Abstract: In the regions where temperature fluctuations are large ranging from below freezing in winter to high temperatures in summer, concrete highway pavements fail because of poor durability rather than lack of strength. The effect of fly ash replacement of Portland cement and the use of dense aggregate gradation on the durability of concrete mixtures is studied in this research. Eight concrete mixtures were cast, four of them using the aggregates as per current specifications and the other four mixtures using dense graded aggregates. For each of these two gradations, different fly ash replacement amounts of 30, 35, 40, and 45% for Portland cement were used. All mixtures were designed for 6% air content, and 25 — 38 mm (1 to 1 1/2 in.) slump for the freshly mixed concrete. The study shows that the increase of fly ash content from 30 to 45% increased the durability of concrete mixtures without the loss of compressive and flexural strengths. The concrete mixtures containing dense graded aggregates, and higher percentage of fly ash required less water content indicating the beneficial effects of fly ash and dense graded aggregates. When the fly ash content was increased from 30 to 45% in the concrete mixtures, the permeable pore space decreased in the specific gravity, absorption, and voids in hardened concrete tests; the electric charge passing through the layers reduced in the rapid chloride ion permeability tests; and the spacing factors were smaller in the microscopical determination of air-void tests indicating greater durability. These experimental results proved the benefit of using higher content of fly ash in concrete.

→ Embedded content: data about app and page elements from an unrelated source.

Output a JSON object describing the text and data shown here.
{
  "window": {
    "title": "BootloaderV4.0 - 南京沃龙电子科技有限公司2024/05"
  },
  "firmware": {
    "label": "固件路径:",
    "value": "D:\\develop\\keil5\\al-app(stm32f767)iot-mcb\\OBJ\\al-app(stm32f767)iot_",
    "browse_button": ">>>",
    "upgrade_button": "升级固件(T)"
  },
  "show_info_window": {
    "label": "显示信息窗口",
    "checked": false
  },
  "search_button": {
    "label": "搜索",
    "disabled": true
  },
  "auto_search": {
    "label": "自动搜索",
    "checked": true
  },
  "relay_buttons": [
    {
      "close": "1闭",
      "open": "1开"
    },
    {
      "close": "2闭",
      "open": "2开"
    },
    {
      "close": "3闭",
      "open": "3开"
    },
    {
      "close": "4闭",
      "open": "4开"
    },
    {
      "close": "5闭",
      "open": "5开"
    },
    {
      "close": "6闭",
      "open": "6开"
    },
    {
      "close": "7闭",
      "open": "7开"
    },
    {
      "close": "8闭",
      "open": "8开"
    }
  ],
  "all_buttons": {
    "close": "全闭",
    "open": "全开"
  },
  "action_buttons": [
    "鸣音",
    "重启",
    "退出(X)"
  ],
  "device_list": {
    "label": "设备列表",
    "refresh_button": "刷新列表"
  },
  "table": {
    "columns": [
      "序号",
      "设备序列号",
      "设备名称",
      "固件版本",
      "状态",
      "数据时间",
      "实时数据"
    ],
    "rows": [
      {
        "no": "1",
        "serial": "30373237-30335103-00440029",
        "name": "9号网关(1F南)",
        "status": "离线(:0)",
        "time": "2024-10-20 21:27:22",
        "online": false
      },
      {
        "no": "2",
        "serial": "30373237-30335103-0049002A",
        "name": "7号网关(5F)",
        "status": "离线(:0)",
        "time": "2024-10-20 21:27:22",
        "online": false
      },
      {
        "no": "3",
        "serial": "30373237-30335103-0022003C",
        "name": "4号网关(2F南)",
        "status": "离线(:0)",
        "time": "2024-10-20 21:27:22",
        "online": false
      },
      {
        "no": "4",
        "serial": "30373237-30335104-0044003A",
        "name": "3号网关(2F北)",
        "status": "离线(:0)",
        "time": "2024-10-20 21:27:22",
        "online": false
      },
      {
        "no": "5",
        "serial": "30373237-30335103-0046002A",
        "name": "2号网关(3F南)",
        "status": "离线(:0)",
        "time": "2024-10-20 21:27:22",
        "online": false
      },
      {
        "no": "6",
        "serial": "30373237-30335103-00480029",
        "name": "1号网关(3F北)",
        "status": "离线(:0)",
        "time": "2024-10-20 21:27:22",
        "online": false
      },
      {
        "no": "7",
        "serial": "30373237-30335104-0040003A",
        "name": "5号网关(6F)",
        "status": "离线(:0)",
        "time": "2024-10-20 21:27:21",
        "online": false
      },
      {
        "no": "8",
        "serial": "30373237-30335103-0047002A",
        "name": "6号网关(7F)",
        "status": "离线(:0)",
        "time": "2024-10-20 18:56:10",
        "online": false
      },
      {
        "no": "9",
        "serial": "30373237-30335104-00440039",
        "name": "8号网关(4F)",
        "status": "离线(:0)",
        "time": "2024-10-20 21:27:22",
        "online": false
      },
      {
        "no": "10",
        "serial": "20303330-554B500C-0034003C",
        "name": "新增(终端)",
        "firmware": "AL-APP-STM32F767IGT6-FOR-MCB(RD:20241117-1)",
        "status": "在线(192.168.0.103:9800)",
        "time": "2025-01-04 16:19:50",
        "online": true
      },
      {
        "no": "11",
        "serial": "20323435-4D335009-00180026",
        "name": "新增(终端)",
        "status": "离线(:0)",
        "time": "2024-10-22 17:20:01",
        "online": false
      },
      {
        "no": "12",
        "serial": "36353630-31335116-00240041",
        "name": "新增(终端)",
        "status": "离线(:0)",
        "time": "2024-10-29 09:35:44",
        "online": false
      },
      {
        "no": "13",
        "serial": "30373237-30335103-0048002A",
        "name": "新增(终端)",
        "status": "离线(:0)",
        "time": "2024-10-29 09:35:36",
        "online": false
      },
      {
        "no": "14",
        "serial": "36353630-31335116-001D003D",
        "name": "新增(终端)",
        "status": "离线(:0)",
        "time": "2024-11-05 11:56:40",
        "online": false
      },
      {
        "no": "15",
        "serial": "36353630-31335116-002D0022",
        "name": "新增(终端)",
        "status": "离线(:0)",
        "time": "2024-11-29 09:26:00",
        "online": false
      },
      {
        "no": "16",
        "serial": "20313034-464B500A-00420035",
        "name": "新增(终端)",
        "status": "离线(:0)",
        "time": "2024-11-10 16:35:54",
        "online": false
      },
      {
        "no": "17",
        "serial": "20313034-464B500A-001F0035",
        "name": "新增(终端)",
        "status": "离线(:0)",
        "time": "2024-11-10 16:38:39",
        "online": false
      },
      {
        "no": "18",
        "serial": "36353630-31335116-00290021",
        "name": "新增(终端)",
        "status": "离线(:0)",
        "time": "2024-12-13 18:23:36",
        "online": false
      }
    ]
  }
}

The use of dense graded aggregates also proved beneficial.


ASCE Subject Headings:
Aggregates
Concrete pavements
Durability
Fly ash
Freeze and thaw
Voids